(RECORDS TO USE Opens)
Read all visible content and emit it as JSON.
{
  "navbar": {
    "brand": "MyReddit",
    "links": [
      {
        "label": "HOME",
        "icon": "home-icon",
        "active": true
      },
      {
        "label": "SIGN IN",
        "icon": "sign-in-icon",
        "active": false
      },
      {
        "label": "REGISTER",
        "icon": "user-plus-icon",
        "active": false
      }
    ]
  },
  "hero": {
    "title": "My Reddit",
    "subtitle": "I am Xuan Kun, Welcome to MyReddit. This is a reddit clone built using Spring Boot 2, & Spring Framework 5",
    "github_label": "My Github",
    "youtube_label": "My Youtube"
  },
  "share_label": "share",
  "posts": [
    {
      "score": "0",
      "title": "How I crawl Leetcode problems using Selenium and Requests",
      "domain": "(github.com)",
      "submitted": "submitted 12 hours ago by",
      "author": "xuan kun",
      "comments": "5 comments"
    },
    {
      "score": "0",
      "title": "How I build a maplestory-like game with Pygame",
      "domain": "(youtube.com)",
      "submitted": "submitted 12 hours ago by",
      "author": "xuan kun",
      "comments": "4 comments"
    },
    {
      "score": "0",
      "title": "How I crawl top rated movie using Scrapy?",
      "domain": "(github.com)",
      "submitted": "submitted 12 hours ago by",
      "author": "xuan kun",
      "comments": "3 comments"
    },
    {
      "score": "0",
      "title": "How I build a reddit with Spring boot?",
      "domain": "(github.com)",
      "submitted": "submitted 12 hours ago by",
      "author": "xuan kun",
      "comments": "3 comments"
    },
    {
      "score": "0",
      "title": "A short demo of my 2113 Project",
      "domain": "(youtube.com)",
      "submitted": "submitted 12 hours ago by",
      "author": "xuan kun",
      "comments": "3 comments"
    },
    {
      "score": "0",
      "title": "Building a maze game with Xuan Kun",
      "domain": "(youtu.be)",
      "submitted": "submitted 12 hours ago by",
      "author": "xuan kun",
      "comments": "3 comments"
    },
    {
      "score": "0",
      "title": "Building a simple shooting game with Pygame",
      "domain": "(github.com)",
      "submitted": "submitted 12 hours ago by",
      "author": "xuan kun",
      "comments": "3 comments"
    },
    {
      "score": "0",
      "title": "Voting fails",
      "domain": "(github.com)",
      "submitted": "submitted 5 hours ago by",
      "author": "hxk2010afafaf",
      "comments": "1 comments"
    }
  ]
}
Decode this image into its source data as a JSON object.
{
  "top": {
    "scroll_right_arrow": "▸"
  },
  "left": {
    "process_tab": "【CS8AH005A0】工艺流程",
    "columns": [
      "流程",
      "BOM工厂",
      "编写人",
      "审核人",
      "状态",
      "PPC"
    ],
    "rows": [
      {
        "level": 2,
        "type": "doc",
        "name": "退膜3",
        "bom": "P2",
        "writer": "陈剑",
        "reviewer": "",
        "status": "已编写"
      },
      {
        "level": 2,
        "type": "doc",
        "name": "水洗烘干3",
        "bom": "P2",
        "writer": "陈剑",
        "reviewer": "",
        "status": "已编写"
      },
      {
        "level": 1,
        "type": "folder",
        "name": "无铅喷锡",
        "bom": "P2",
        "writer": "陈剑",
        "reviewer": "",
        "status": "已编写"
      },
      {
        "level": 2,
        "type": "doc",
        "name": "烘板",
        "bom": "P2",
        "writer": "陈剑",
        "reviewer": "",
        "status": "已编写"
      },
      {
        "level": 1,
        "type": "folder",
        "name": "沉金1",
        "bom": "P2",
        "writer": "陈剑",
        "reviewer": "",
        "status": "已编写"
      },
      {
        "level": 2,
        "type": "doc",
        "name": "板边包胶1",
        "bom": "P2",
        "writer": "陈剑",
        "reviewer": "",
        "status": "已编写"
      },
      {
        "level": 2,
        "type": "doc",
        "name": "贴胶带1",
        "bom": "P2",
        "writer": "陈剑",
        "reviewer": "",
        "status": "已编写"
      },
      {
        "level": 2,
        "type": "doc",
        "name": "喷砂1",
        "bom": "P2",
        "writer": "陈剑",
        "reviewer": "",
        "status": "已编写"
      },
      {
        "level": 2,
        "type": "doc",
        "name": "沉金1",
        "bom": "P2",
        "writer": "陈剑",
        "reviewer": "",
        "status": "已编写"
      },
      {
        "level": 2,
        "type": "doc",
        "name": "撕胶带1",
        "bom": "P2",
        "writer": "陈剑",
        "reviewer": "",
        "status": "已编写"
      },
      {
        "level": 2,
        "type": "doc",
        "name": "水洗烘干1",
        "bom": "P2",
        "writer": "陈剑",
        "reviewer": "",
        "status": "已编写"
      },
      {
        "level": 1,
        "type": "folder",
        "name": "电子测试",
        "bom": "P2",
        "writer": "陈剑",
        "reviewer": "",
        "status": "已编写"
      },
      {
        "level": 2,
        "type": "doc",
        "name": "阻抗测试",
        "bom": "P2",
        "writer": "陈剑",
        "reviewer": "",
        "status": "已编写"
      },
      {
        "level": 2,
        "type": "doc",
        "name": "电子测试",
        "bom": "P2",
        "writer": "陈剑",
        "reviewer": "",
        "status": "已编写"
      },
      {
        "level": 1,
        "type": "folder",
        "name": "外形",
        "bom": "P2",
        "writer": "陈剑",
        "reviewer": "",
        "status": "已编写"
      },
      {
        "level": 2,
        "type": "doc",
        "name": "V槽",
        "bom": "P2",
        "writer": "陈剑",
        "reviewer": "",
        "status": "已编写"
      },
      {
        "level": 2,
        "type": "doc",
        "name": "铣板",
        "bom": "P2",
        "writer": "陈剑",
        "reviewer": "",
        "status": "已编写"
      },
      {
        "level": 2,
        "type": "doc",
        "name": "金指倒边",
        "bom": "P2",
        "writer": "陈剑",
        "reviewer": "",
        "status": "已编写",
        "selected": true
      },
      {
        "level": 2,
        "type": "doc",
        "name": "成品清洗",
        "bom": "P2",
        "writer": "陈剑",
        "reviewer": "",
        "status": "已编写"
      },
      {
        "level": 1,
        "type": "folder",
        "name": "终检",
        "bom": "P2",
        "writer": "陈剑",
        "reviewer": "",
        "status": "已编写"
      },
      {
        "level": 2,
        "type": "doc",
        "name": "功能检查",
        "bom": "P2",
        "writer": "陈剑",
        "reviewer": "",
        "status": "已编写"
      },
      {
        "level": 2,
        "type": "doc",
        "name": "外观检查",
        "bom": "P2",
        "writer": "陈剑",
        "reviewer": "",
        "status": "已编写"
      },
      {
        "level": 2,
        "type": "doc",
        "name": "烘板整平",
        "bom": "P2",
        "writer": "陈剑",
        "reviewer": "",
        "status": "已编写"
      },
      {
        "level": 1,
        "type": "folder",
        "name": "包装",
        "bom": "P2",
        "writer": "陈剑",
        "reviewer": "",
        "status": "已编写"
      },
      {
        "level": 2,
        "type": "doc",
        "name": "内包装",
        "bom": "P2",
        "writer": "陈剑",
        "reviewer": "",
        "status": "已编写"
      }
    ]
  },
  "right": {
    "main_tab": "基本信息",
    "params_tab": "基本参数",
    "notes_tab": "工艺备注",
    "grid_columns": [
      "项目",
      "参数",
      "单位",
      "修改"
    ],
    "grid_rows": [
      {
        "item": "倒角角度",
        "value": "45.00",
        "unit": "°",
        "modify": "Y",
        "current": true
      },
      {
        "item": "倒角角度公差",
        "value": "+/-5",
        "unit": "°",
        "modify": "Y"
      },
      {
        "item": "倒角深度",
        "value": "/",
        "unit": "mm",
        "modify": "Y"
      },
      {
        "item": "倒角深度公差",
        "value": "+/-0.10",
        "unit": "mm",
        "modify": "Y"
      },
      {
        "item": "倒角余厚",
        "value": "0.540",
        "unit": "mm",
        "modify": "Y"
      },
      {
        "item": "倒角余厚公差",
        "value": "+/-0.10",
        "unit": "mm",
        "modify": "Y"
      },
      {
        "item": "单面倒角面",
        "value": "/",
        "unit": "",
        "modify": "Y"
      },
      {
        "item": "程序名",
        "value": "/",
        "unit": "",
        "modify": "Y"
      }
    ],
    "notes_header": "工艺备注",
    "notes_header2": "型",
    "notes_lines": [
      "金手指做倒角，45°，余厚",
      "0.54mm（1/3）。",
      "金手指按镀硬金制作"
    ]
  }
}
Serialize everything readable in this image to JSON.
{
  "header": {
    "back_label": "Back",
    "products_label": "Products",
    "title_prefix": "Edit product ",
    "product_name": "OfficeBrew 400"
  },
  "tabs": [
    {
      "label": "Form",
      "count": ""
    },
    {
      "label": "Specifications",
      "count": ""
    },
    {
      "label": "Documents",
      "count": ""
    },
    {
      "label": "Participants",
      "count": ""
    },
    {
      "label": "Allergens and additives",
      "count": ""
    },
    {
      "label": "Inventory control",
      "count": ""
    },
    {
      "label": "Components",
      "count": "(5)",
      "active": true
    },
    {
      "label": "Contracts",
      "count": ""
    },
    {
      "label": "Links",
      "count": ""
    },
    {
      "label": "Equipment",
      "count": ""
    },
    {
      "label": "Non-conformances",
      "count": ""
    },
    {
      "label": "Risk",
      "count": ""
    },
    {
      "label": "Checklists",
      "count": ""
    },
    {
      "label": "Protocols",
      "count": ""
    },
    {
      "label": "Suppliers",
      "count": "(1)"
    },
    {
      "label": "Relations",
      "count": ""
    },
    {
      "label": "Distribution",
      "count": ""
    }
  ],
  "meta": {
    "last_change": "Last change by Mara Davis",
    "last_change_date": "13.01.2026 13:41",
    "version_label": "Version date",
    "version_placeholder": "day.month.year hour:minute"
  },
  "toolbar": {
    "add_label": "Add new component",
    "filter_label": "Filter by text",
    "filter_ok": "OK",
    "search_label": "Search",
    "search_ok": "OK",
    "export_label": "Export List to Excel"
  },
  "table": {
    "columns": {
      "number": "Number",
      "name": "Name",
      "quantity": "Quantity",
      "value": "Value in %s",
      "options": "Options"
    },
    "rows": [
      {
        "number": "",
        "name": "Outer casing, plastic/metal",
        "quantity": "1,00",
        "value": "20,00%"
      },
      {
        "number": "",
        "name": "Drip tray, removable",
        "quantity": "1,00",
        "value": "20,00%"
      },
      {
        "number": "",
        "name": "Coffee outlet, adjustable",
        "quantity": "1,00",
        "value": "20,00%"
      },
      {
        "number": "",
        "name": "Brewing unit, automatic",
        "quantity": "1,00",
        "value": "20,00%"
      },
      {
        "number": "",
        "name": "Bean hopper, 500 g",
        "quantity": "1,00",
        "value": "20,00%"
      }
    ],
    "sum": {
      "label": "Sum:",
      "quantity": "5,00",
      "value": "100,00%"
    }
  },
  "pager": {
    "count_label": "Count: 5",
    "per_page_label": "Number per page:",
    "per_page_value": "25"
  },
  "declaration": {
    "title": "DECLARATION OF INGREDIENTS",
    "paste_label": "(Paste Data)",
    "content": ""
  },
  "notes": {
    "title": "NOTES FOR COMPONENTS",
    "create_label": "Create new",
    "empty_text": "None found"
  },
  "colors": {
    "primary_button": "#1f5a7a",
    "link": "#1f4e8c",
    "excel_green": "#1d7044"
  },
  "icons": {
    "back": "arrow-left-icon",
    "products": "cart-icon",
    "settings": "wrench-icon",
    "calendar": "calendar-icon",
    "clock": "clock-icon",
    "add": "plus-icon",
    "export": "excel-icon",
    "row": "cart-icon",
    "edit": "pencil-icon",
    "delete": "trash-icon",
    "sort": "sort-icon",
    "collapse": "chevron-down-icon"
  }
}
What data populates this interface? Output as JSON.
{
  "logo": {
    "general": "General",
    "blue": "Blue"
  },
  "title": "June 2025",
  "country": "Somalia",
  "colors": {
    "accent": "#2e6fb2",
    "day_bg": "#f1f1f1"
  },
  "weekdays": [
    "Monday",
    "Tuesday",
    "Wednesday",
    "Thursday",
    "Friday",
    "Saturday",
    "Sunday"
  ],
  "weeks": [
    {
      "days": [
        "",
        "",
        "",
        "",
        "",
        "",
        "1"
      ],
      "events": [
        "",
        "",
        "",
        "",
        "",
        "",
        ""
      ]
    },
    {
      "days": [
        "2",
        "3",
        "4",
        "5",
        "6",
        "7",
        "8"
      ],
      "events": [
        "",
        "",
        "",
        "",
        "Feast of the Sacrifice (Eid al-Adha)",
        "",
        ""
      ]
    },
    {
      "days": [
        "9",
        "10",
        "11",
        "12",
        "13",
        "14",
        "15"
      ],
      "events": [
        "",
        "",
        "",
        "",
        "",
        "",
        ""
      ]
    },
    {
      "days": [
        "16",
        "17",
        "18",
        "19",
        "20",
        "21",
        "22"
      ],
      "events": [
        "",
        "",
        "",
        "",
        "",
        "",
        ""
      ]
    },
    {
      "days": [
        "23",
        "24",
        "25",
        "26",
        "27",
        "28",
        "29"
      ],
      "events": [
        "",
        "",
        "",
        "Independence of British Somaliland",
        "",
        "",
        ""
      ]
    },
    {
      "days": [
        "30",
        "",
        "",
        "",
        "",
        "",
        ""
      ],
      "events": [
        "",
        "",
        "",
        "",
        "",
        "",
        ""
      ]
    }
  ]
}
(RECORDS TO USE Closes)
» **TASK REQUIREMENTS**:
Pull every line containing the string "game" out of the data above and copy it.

» **FINAL ANSWER**:
      "title": "How I build a maplestory-like game with Pygame",
      "title": "Building a maze game with Xuan Kun",
      "title": "Building a simple shooting game with Pygame",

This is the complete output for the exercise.